The campaign for community ownership started 5 years ago when the newly formed Gargunnock Community Trust got wind of plans by the council to sell the community centre and its surrounding land for private housing.

Appalled by the fact that the village might lose its community centre the Community Trust set out on an ambitious campaign to both secure ownership of the building and raise funds to refurbish it so that it better suited the needs of the community. 

Despite several setbacks on the way regarding funding and legal issues around the transfer of ownership, the Trust has raised almost £300,000 towards the refurbishment of the centre. But the funding all hinged on the transfer of ownership being approved by the council, without it the plans to develop the centre would all come to nothing. Having finally secured agreement from the council in June of last year to a transfer it was only last week that the legal documents were finalised and made available for signing. 

Douglas Johnston, Trust Director, said of the transfer, “This is just the end of the beginning. Getting ownership of our centre is tremendous but the real work starts now. With funding secured to refurbish the centre we need to get on with it. Owning the building was only a step in realising our real ambition for our community which is to have a facility fit for our community needs for the next 50 years. Having that happen will be the really exciting bit.”
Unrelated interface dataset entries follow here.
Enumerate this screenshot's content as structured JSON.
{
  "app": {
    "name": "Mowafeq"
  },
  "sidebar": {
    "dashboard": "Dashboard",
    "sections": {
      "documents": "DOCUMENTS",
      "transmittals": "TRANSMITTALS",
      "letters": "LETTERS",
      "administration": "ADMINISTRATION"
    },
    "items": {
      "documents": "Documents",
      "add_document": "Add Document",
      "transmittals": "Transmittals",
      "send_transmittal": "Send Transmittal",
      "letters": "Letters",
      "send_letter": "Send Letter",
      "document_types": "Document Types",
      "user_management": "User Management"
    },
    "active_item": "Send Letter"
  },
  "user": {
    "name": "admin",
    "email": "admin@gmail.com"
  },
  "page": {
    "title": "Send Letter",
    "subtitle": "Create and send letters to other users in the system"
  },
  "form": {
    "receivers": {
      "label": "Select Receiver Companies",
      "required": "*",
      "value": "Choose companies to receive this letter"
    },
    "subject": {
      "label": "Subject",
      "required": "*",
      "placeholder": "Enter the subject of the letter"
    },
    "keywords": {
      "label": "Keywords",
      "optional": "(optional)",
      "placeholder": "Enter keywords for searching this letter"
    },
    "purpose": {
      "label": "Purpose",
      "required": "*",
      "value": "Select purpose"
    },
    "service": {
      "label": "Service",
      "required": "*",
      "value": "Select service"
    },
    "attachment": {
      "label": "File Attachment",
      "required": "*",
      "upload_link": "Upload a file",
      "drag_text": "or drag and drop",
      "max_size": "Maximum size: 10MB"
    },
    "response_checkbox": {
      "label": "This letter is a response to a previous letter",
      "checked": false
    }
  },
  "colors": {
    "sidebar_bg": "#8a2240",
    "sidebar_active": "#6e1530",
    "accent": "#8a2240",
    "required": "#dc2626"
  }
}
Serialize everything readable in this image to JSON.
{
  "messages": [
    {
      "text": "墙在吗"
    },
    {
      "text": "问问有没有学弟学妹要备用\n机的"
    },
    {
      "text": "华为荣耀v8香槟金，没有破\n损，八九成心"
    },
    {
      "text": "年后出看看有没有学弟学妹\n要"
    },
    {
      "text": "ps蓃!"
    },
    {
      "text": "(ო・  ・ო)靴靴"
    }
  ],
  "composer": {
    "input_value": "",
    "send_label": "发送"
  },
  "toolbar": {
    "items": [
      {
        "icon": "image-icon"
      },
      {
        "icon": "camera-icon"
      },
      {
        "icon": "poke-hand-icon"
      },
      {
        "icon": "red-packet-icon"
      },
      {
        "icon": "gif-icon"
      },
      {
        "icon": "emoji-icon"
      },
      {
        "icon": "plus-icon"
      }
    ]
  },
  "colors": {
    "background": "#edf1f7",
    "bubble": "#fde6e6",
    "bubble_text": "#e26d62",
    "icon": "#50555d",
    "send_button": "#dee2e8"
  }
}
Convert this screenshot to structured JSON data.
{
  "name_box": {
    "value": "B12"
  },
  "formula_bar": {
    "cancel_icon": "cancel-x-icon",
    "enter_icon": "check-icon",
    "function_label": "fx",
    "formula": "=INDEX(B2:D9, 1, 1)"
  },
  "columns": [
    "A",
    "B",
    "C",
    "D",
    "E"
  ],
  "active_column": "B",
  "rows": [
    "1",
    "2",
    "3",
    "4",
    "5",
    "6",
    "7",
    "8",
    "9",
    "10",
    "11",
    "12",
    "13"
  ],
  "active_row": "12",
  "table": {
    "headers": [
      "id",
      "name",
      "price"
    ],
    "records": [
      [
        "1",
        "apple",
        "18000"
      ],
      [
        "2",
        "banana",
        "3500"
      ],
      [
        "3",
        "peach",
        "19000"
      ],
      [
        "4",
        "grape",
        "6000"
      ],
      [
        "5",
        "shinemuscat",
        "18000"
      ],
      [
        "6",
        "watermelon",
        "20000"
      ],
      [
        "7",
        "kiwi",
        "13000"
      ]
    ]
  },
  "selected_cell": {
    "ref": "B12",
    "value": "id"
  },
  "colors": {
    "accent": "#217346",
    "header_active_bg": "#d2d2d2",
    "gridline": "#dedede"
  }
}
Douglas Coupethwaite, also a Trust Director and chair of the community council, added, “This is a great moment for Gargunnock, we have managed to convince the council that we have a viable plan for better community facilities. A big thanks go to all those involved and to the village residents who never gave up hope and when asked dug deep to help raise the funding required to secure the future of the centre”